Trump wants to be the "jobs president," bringing more jobs back to the U.S. However, if his tough talk on Apple is any indication — he said he would force them to make all their products in the U.S., not China — that probably wouldn't go over well with investors, unless he starts talking about what incentives he would offer companies to do this. Right now, based on math, I have to give this one to the … BEARS.

Trump wants to cut taxes for most Americans, which he says will be offset by reducing or eliminating most deductions and loopholes for the wealthy and bringing back corporate cash held overseas (offering a one–time tax rate on that of 10 percent). This one is … A DRAW.

Trump plans on ramping up defense spending to combat ISIS. Beefing up defense has historically been good for the market. Good for the … BULLS.

China and Mexico
Trump has said that he will impose big tariffs on products coming in from China and Mexico, which could potentially help national pride. But ultimately, it would probably trigger a trade war. This one goes to the … BEARS.
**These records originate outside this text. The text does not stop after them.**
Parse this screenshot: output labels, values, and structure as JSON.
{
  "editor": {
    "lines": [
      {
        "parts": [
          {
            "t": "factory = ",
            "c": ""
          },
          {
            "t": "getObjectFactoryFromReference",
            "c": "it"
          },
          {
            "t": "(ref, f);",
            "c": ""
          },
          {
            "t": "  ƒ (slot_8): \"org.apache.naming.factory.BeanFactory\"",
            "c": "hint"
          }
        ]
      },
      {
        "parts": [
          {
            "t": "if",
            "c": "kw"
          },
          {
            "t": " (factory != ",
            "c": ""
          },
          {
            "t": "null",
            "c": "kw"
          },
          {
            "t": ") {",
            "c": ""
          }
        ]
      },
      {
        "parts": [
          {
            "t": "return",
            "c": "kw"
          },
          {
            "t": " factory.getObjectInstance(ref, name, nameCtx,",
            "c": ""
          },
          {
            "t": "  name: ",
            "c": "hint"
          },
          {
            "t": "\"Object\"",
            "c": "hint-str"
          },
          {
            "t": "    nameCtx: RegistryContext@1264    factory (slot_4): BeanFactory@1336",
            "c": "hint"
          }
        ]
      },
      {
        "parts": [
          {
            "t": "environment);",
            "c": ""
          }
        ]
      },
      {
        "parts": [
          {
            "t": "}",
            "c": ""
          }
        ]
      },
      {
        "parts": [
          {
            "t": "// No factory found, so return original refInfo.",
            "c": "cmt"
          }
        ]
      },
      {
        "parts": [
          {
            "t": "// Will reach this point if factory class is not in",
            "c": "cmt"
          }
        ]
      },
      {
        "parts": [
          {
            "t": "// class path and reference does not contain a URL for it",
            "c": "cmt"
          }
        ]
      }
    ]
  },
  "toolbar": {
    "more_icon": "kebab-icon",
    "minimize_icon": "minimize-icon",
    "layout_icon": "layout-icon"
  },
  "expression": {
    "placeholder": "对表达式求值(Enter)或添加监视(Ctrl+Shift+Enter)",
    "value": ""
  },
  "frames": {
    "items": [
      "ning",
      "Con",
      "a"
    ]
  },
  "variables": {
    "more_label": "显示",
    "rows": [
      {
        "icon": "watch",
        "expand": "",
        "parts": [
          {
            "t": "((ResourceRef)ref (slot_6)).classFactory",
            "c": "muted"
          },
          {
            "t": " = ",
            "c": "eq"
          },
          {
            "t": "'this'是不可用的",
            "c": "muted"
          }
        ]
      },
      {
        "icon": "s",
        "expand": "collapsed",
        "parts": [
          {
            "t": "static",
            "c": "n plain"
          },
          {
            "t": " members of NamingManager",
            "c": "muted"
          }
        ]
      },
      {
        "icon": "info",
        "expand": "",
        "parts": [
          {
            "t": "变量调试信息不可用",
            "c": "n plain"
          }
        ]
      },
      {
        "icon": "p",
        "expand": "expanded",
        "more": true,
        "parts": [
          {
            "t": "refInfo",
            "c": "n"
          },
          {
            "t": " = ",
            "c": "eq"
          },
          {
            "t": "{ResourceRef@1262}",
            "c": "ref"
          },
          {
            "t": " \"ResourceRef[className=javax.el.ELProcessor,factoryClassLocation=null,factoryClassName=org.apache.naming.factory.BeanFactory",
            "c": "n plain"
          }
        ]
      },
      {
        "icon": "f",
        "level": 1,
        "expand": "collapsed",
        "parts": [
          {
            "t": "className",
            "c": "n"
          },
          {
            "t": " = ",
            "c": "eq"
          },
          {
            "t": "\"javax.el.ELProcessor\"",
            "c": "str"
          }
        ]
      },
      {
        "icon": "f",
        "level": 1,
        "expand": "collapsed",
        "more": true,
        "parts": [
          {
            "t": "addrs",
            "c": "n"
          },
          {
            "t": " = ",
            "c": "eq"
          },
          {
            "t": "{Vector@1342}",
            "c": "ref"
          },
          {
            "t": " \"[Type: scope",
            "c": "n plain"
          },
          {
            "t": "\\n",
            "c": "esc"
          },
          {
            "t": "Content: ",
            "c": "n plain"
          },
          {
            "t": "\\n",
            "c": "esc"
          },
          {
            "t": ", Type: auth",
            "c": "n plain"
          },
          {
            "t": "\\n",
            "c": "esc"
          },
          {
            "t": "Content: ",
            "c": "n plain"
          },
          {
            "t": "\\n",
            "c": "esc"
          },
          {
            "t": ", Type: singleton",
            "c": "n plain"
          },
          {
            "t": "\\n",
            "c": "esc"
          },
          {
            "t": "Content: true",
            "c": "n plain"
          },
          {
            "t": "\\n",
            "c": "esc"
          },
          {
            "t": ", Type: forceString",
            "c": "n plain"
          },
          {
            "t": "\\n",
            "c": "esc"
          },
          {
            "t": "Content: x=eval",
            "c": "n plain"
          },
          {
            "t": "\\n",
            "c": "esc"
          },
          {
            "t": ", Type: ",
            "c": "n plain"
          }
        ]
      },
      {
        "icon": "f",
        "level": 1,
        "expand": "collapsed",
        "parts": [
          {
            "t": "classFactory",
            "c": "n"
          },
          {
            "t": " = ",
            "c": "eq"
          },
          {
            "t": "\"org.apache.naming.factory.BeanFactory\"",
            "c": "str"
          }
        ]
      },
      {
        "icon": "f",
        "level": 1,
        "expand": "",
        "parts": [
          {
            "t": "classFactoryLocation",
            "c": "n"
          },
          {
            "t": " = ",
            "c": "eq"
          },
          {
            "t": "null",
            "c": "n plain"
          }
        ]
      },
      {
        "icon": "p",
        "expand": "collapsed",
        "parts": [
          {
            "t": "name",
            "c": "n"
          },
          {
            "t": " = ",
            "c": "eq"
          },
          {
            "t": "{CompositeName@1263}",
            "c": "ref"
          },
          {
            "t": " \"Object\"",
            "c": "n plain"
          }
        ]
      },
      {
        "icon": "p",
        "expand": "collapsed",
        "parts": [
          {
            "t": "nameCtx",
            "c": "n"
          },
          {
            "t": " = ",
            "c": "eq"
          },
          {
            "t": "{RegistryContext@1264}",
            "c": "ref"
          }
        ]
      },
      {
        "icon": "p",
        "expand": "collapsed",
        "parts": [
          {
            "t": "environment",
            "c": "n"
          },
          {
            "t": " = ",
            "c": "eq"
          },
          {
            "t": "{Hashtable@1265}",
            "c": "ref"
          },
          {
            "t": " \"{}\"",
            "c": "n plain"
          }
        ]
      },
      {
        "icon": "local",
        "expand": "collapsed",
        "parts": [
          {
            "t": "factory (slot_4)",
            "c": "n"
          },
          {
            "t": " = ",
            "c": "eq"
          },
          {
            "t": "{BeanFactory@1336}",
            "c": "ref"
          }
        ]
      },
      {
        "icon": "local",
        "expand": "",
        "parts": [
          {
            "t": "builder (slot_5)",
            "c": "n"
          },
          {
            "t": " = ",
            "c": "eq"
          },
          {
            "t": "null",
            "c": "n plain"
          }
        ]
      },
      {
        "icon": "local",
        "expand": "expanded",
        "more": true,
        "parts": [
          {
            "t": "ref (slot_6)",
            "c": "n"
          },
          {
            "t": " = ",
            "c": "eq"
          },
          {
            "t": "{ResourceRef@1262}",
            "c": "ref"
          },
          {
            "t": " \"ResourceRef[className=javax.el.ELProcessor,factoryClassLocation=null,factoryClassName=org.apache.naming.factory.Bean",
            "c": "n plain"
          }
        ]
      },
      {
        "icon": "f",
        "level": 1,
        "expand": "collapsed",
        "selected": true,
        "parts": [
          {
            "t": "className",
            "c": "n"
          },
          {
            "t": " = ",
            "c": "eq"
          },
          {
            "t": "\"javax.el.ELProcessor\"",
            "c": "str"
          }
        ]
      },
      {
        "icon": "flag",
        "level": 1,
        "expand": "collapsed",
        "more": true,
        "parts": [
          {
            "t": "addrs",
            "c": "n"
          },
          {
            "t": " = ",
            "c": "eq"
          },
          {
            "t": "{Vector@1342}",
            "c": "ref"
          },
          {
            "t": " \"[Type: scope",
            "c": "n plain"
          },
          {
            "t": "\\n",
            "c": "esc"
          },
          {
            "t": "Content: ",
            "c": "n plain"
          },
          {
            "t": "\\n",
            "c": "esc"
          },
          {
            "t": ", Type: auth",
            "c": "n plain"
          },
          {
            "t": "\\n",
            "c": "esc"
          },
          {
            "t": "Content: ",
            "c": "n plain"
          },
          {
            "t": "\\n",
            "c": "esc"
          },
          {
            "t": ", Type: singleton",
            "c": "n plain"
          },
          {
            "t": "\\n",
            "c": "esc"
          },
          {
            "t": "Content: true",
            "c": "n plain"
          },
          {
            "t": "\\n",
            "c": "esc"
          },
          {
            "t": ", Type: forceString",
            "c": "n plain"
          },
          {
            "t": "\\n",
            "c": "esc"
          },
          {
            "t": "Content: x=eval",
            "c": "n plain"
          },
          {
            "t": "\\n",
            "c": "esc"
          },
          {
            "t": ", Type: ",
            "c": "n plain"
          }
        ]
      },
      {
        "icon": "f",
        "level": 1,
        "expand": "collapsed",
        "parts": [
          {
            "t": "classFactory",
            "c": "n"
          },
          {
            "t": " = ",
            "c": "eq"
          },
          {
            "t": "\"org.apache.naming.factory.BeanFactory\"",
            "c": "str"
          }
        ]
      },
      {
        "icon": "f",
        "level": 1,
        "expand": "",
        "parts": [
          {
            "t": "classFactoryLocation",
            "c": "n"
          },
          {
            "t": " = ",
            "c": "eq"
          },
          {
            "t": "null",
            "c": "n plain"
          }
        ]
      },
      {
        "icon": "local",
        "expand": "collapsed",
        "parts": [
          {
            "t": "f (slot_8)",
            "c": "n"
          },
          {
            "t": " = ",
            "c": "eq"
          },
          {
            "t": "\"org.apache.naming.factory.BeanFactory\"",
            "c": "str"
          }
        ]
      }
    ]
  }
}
The Palin factor
The stock market doesn't reward uncertainty. And, while being endorsed by Sarah Palin doesn't necessarily create uncertainty, having her on his ticket – or in his cabinet does. Palin has said she would like to serve as Trump's energy secretary – in order to do away with the department and give more control to states on energy policy. That is a lot of uncertainty. This one goes to the… BEARS.

Former Alaska Gov. Sarah Palin speaks as she endorses Republican presidential candidate Donald Trump at a campaign stop, Tuesday, Jan. 19, 2016, in Ames, Iowa.
Al Drago | CQ Roll Call | Getty Images
Former Alaska Gov. Sarah Palin speaks as she endorses Republican presidential candidate Donald Trump at a campaign stop, Tuesday, Jan. 19, 2016, in Ames, Iowa.

You're f--
The Donald won't be able to use his tag line on Congress… "You're fired!" when things don't go his way. And even if Congress remains under the control of the Republican Party, he'll have a difficult time getting things done. This one goes to the … BEARS.

FINAL SCORE: Bears 4, Bulls 2

Trump is a businessman, which is encouraging for the market. But the only way for him to convince the market he's good for the economy – and America — is to provide more tangible numbers to his economic plans – not just sound bites.

Currently his campaign promises sound more like a drunk college senior at the bar discussing the future. It's grand, ambitious and there's something a tad bit endearing about it. But is it realistic?

Commentary by Turney Duff, a former trader at the hedge fund Galleon Group. Duff chronicled the spectacular rise and fall of his career on Wall Street in the book, "The Buy Side." He's also a featured on CNBC's "Filthy Rich Guide" and a consultant on Showtime's "Billions," starring Damian Lewis and Paul Giamatti. Follow him on Twitter @turneyduff.

For more insight from CNBC contributors, follow @CNBCopinion on Twitter.